• [Your instructions]: In the material beneath, how many lines contain the word "Sekolah"? Give the count alone.

─── Raw data

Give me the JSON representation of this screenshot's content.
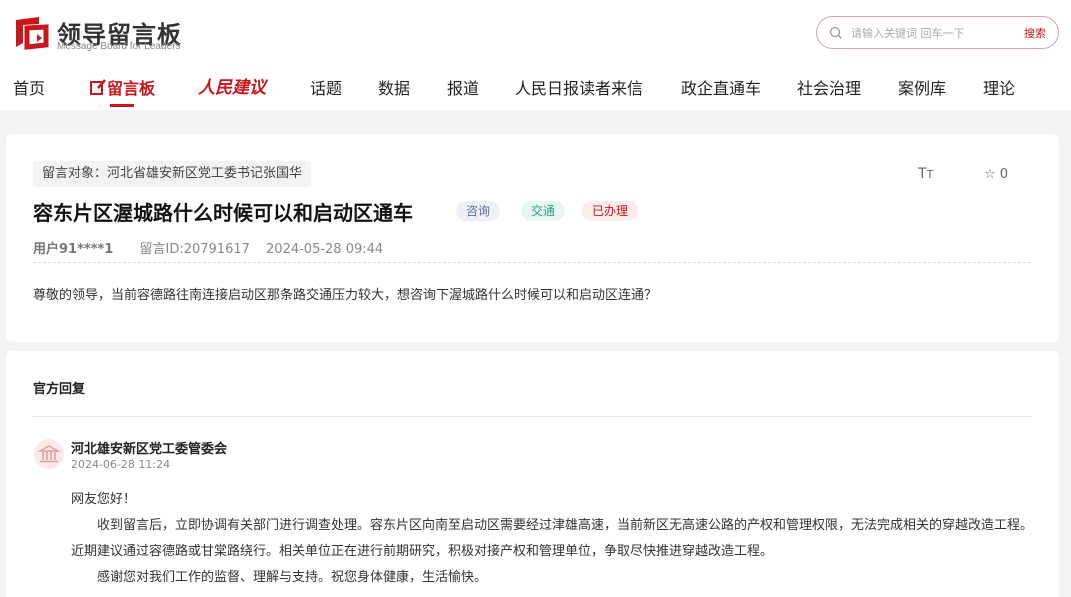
{
  "header": {
    "logo_title": "领导留言板",
    "logo_subtitle": "Message Board for Leaders",
    "search_placeholder": "请输入关键词 回车一下",
    "search_button": "搜索",
    "brand_color": "#c8161d"
  },
  "nav": {
    "items": [
      {
        "label": "首页"
      },
      {
        "label": "留言板"
      },
      {
        "label": "人民建议"
      },
      {
        "label": "话题"
      },
      {
        "label": "数据"
      },
      {
        "label": "报道"
      },
      {
        "label": "人民日报读者来信"
      },
      {
        "label": "政企直通车"
      },
      {
        "label": "社会治理"
      },
      {
        "label": "案例库"
      },
      {
        "label": "理论"
      }
    ],
    "active": "留言板"
  },
  "message": {
    "target": "留言对象：河北省雄安新区党工委书记张国华",
    "title": "容东片区渥城路什么时候可以和启动区通车",
    "tags": [
      "咨询",
      "交通",
      "已办理"
    ],
    "font_size_icon": "text-size-icon",
    "favorites": "0",
    "user": "用户91****1",
    "message_id": "留言ID:20791617",
    "time": "2024-05-28 09:44",
    "content": "尊敬的领导，当前容德路往南连接启动区那条路交通压力较大，想咨询下渥城路什么时候可以和启动区连通？"
  },
  "reply": {
    "heading": "官方回复",
    "org_name": "河北雄安新区党工委管委会",
    "time": "2024-06-28 11:24",
    "greeting": "网友您好！",
    "paragraph1": "收到留言后，立即协调有关部门进行调查处理。容东片区向南至启动区需要经过津雄高速，当前新区无高速公路的产权和管理权限，无法完成相关的穿越改造工程。近期建议通过容德路或甘棠路绕行。相关单位正在进行前期研究，积极对接产权和管理单位，争取尽快推进穿越改造工程。",
    "paragraph2": "感谢您对我们工作的监督、理解与支持。祝您身体健康，生活愉快。"
  }
}
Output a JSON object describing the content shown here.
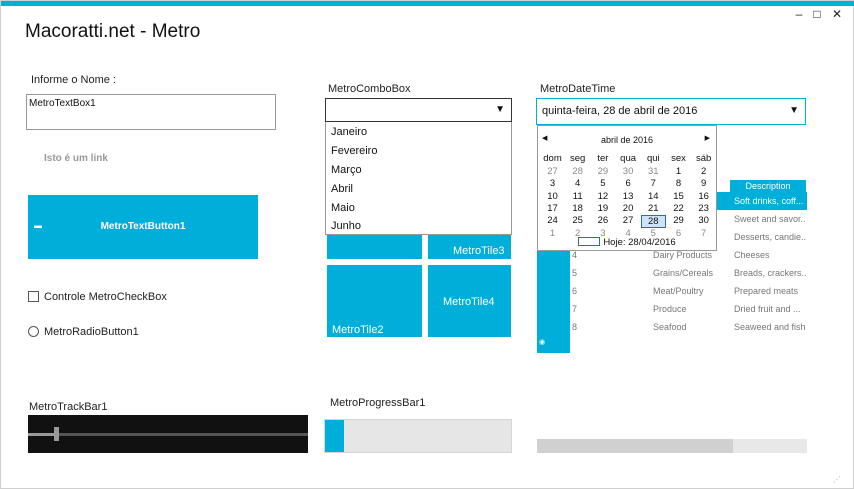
{
  "window": {
    "title": "Macoratti.net - Metro",
    "minimize": "–",
    "maximize": "□",
    "close": "✕",
    "accent": "#00aeda"
  },
  "name_label": "Informe o Nome :",
  "textbox_value": "MetroTextBox1",
  "link_label": "Isto é um link",
  "text_button_label": "MetroTextButton1",
  "checkbox_label": "Controle MetroCheckBox",
  "radio_label": "MetroRadioButton1",
  "trackbar": {
    "label": "MetroTrackBar1",
    "value": 10
  },
  "combo": {
    "label": "MetroComboBox",
    "selected": "",
    "options": [
      "Janeiro",
      "Fevereiro",
      "Março",
      "Abril",
      "Maio",
      "Junho"
    ]
  },
  "tiles": {
    "tile2": "MetroTile2",
    "tile3": "MetroTile3",
    "tile4": "MetroTile4"
  },
  "progress": {
    "label": "MetroProgressBar1",
    "value": 10
  },
  "datetime": {
    "label": "MetroDateTime",
    "value": "quinta-feira, 28 de abril de 2016",
    "calendar": {
      "month_title": "abril de 2016",
      "dow": [
        "dom",
        "seg",
        "ter",
        "qua",
        "qui",
        "sex",
        "sáb"
      ],
      "weeks": [
        [
          "27",
          "28",
          "29",
          "30",
          "31",
          "1",
          "2"
        ],
        [
          "3",
          "4",
          "5",
          "6",
          "7",
          "8",
          "9"
        ],
        [
          "10",
          "11",
          "12",
          "13",
          "14",
          "15",
          "16"
        ],
        [
          "17",
          "18",
          "19",
          "20",
          "21",
          "22",
          "23"
        ],
        [
          "24",
          "25",
          "26",
          "27",
          "28",
          "29",
          "30"
        ],
        [
          "1",
          "2",
          "3",
          "4",
          "5",
          "6",
          "7"
        ]
      ],
      "selected_day": "28",
      "today_label": "Hoje: 28/04/2016"
    }
  },
  "grid": {
    "header_description": "Description",
    "rows": [
      {
        "id": "",
        "name": "",
        "desc": "Soft drinks, coff...",
        "selected": true
      },
      {
        "id": "",
        "name": "",
        "desc": "Sweet and savor..."
      },
      {
        "id": "",
        "name": "",
        "desc": "Desserts, candie..."
      },
      {
        "id": "4",
        "name": "Dairy Products",
        "desc": "Cheeses"
      },
      {
        "id": "5",
        "name": "Grains/Cereals",
        "desc": "Breads, crackers..."
      },
      {
        "id": "6",
        "name": "Meat/Poultry",
        "desc": "Prepared meats"
      },
      {
        "id": "7",
        "name": "Produce",
        "desc": "Dried fruit and ..."
      },
      {
        "id": "8",
        "name": "Seafood",
        "desc": "Seaweed and fish"
      }
    ]
  }
}
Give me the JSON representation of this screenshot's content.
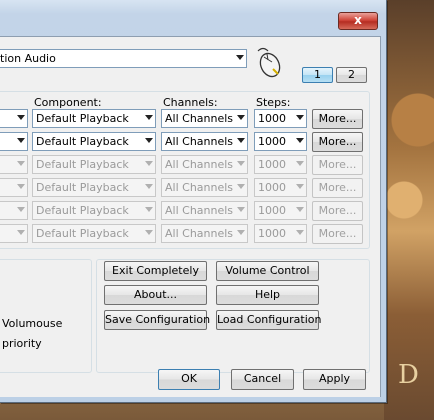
{
  "window": {
    "close_glyph": "x"
  },
  "device_select": {
    "value": "tion Audio"
  },
  "page_tabs": [
    "1",
    "2"
  ],
  "columns": {
    "component": "Component:",
    "channels": "Channels:",
    "steps": "Steps:"
  },
  "rows": [
    {
      "component": "Default Playback",
      "channels": "All Channels",
      "steps": "1000",
      "more": "More...",
      "enabled": true
    },
    {
      "component": "Default Playback",
      "channels": "All Channels",
      "steps": "1000",
      "more": "More...",
      "enabled": true
    },
    {
      "component": "Default Playback",
      "channels": "All Channels",
      "steps": "1000",
      "more": "More...",
      "enabled": false
    },
    {
      "component": "Default Playback",
      "channels": "All Channels",
      "steps": "1000",
      "more": "More...",
      "enabled": false
    },
    {
      "component": "Default Playback",
      "channels": "All Channels",
      "steps": "1000",
      "more": "More...",
      "enabled": false
    },
    {
      "component": "Default Playback",
      "channels": "All Channels",
      "steps": "1000",
      "more": "More...",
      "enabled": false
    }
  ],
  "actions": {
    "exit": "Exit Completely",
    "volume_control": "Volume Control",
    "about": "About...",
    "help": "Help",
    "save_config": "Save Configuration",
    "load_config": "Load Configuration"
  },
  "left_texts": {
    "volumouse": "Volumouse",
    "priority": "priority"
  },
  "footer": {
    "ok": "OK",
    "cancel": "Cancel",
    "apply": "Apply"
  },
  "background_text": "D",
  "icons": {
    "mouse": "mouse-icon",
    "close": "close-icon"
  }
}
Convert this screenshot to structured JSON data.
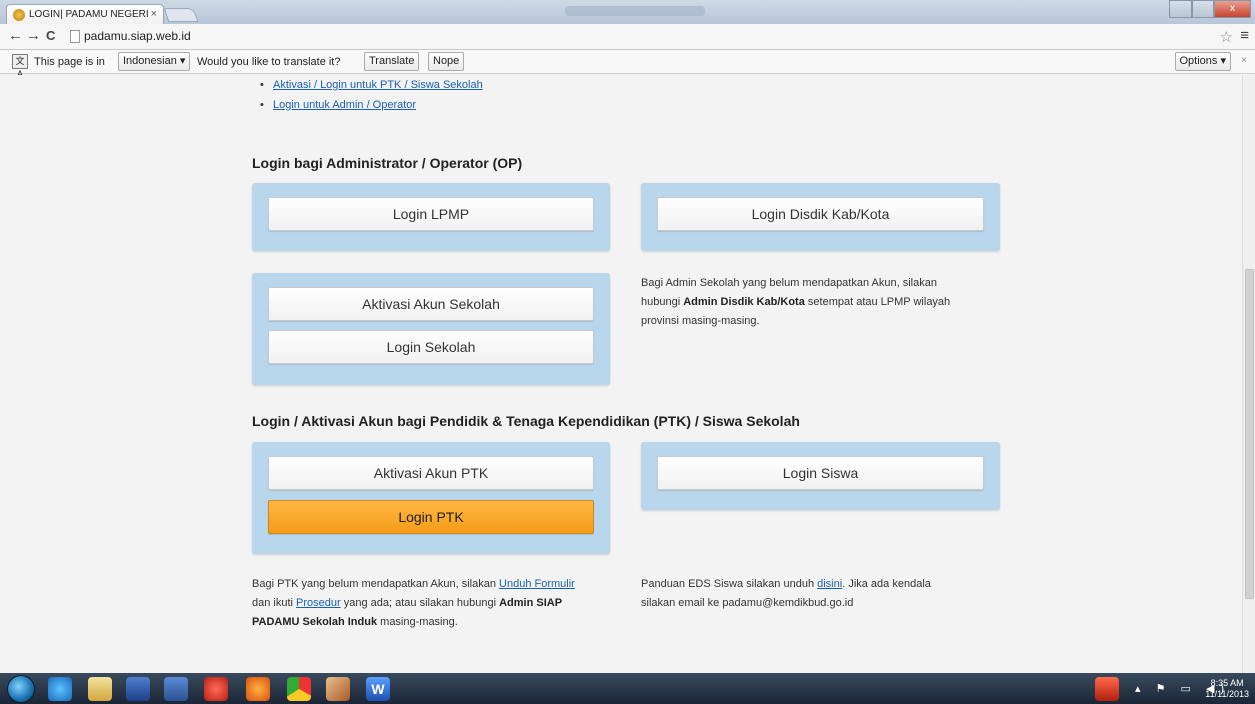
{
  "browser": {
    "tab_title": "LOGIN| PADAMU NEGERI",
    "tab_close": "×",
    "url": "padamu.siap.web.id",
    "back": "←",
    "forward": "→",
    "reload": "C",
    "star": "☆",
    "menu": "≡",
    "win_close": "x"
  },
  "translate_bar": {
    "icon": "文A",
    "prefix": "This page is in",
    "language": "Indonesian ▾",
    "question": "Would you like to translate it?",
    "translate_btn": "Translate",
    "nope_btn": "Nope",
    "options_btn": "Options ▾",
    "close": "×"
  },
  "top_links": [
    "Aktivasi / Login untuk PTK / Siswa Sekolah",
    "Login untuk Admin / Operator"
  ],
  "admin_section": {
    "heading": "Login bagi Administrator / Operator (OP)",
    "login_lpmp": "Login LPMP",
    "login_disdik": "Login Disdik Kab/Kota",
    "aktivasi_sekolah": "Aktivasi Akun Sekolah",
    "login_sekolah": "Login Sekolah",
    "note_1": "Bagi Admin Sekolah yang belum mendapatkan Akun, silakan",
    "note_2a": "hubungi",
    "note_2b": "Admin Disdik Kab/Kota",
    "note_2c": "setempat atau LPMP wilayah",
    "note_3": "provinsi masing-masing."
  },
  "ptk_section": {
    "heading": "Login / Aktivasi Akun bagi Pendidik & Tenaga Kependidikan (PTK) / Siswa Sekolah",
    "aktivasi_ptk": "Aktivasi Akun PTK",
    "login_ptk": "Login PTK",
    "login_siswa": "Login Siswa",
    "ptk_note_1a": "Bagi PTK yang belum mendapatkan Akun, silakan",
    "ptk_note_1b": "Unduh Formulir",
    "ptk_note_2a": "dan ikuti",
    "ptk_note_2b": "Prosedur",
    "ptk_note_2c": "yang ada; atau silakan hubungi",
    "ptk_note_2d": "Admin SIAP",
    "ptk_note_3a": "PADAMU Sekolah Induk",
    "ptk_note_3b": "masing-masing.",
    "siswa_note_1a": "Panduan EDS Siswa silakan unduh",
    "siswa_note_1b": "disini",
    "siswa_note_1c": ". Jika ada kendala",
    "siswa_note_2": "silakan email ke padamu@kemdikbud.go.id"
  },
  "taskbar": {
    "time": "8:35 AM",
    "date": "11/11/2013",
    "tray_icons": "▴ ⚑ ▭ ◀)"
  },
  "colors": {
    "panel": "#b9d7ec",
    "accent_orange": "#f39c17",
    "link": "#1a5fb4"
  }
}
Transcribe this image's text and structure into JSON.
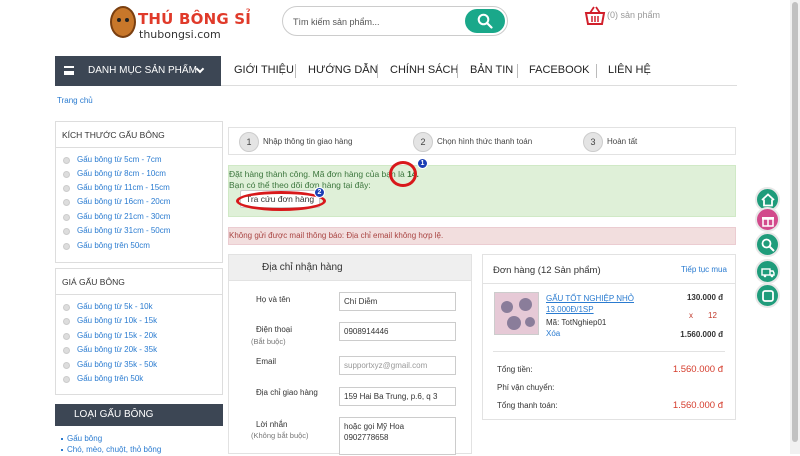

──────

• [Output for this task]: 6